7.0 out of 10
It was more than a little awkward when Chiklis didn’t have time to get out of his Thing suit to hustle off to Columbo audition…
Aside from the aforementioned questionable F/X in certain shots, the film looks really good. I think the character designs were faithful to the comics yet modern enough to work. The Thing suit – which was probably the hardest adaptation – was good, and Alba in a body hugger is the complete opposite of sucking. 2:35 to 1 is always welcome and director of photography Oliver Wood, who shot U-571, the two Bourne movies and The Adventures of Ford Fairlane (I had to throw that one in) has shot another great-looking film. The transfer here is for the most part pretty flawless.
8.6 out of 10
Sadly, this is more fire than was shown in the Ghost Rider trailer…
The sound doesn’t disappoint in either 5.1 DTS or Dolby 5.1. I continue to find it a disappointment, however, in these Marvel comics adaptations that a truly great score isn’t developed ala Superman or Batman, or even at least a decent one like Batman Forever. All we keep getting is pedestrian musical accompaniment and one of these times someone’s going to hit it out of the park like Williams or Elfman (definitely not including either of the Spider-Man flicks). This again, however, isn’t one of those times.
7.7 out of 10
• Cast Commentary with Jessica Alba, Ioan Gruffud and Michael Chiklis: I really wanted to hear Chris Evans’ take on things since he was the undisputed breakout star of this movie. As it is, the other three stars’ riffing is okay, although unspectacular. No outstanding humorous anecdotes other than how heavy the Thing suit was or how stretchy the costumes were or how cool the effects were. Yawn…
The Thing’s reaction upon seeing how freaky Reed and Sue’s sex tape got was understandable…

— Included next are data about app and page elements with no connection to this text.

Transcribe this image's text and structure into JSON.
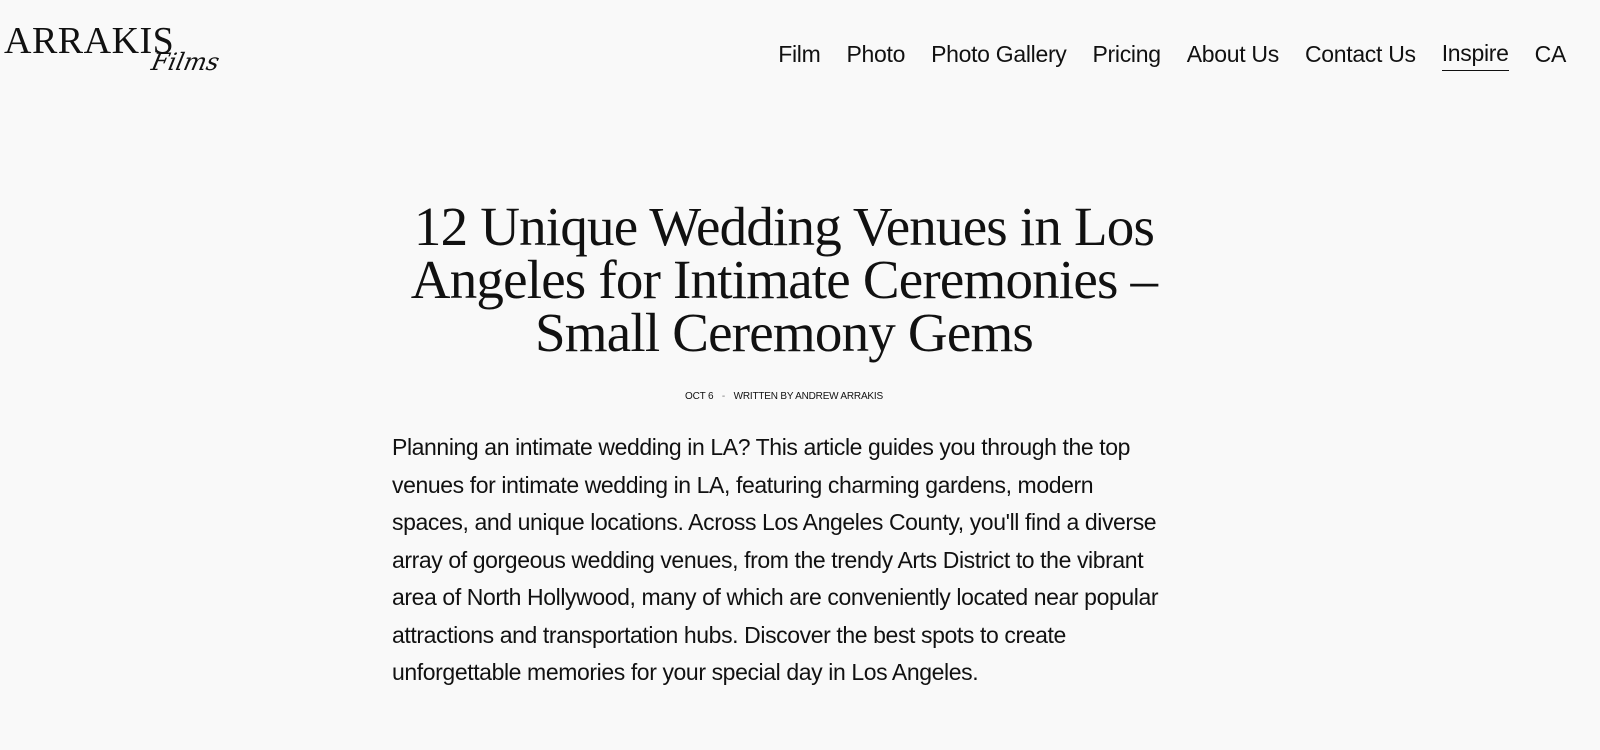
{
  "brand": {
    "wordmark": "ARRAKIS",
    "script": "Films"
  },
  "nav": {
    "items": [
      {
        "label": "Film",
        "active": false
      },
      {
        "label": "Photo",
        "active": false
      },
      {
        "label": "Photo Gallery",
        "active": false
      },
      {
        "label": "Pricing",
        "active": false
      },
      {
        "label": "About Us",
        "active": false
      },
      {
        "label": "Contact Us",
        "active": false
      },
      {
        "label": "Inspire",
        "active": true
      },
      {
        "label": "CA",
        "active": false
      }
    ]
  },
  "article": {
    "title": "12 Unique Wedding Venues in Los Angeles for Intimate Ceremonies – Small Ceremony Gems",
    "date": "OCT 6",
    "separator": "-",
    "byline": "WRITTEN BY ANDREW ARRAKIS",
    "intro": "Planning an intimate wedding in LA? This article guides you through the top venues for intimate wedding in LA, featuring charming gardens, modern spaces, and unique locations. Across Los Angeles County, you'll find a diverse array of gorgeous wedding venues, from the trendy Arts District to the vibrant area of North Hollywood, many of which are conveniently located near popular attractions and transportation hubs. Discover the best spots to create unforgettable memories for your special day in Los Angeles."
  }
}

• Three deleted scenes: One of Reed testing flowers in the machine that wasn’t necessary, a different take on the riverfront scene where Reed and Sue admit their feelings that takes place in a planetarium, and the same riverfront scene where there’s a surprise cameo of another Marvel superhero via Reed’s stretchy-face.
• Fantastic Four Video Diary: A 20-minute piece that follows the cast on promo tours to Australia, Mexico, New York and the premiere on Liberty Island. The camera work is pretty much what you’d expect from a handheld ca, especially when Alba deicdes to go auteur and shoot things sideways. A pretty good peak into what I takes to promote a movie these days.
• Making of Fantastic Four: Five-minute standard making-of with highlights on the origins, F/X and cast interviews.
• Fox Movie Channel Presents Casting Session & Making A Scene: Two eight-minute pieces, one of the casting and making the bridge rescue scene. These along with the previous feature would have been better if they were combined into one featurette. As it is, they’re pretty run-of-the-mill, with the Making A Scene probably the best.
The wrong thing is disappearing here…
• Music videos: Everything Burns, Come On Come In: The first video by Ben Moody featuring Anastacia and the other by Velvet Revolver. Two music videos. That’s more than MTV currently has in roatation…
• Exclusive inside look at X-Men 3 hosted by producer Avi Arad: a 90-second piece featuring not a lick of footage from the upcoming movie. Uh, why bother then?
6.7 out of 10
The reworked art from the one sheet is fine, although they could have thrown the Doom mask in the background along the lines of Vader. What I really didn’t need was to be told that the film is fun, fast and fantastic.
7.1 out of 10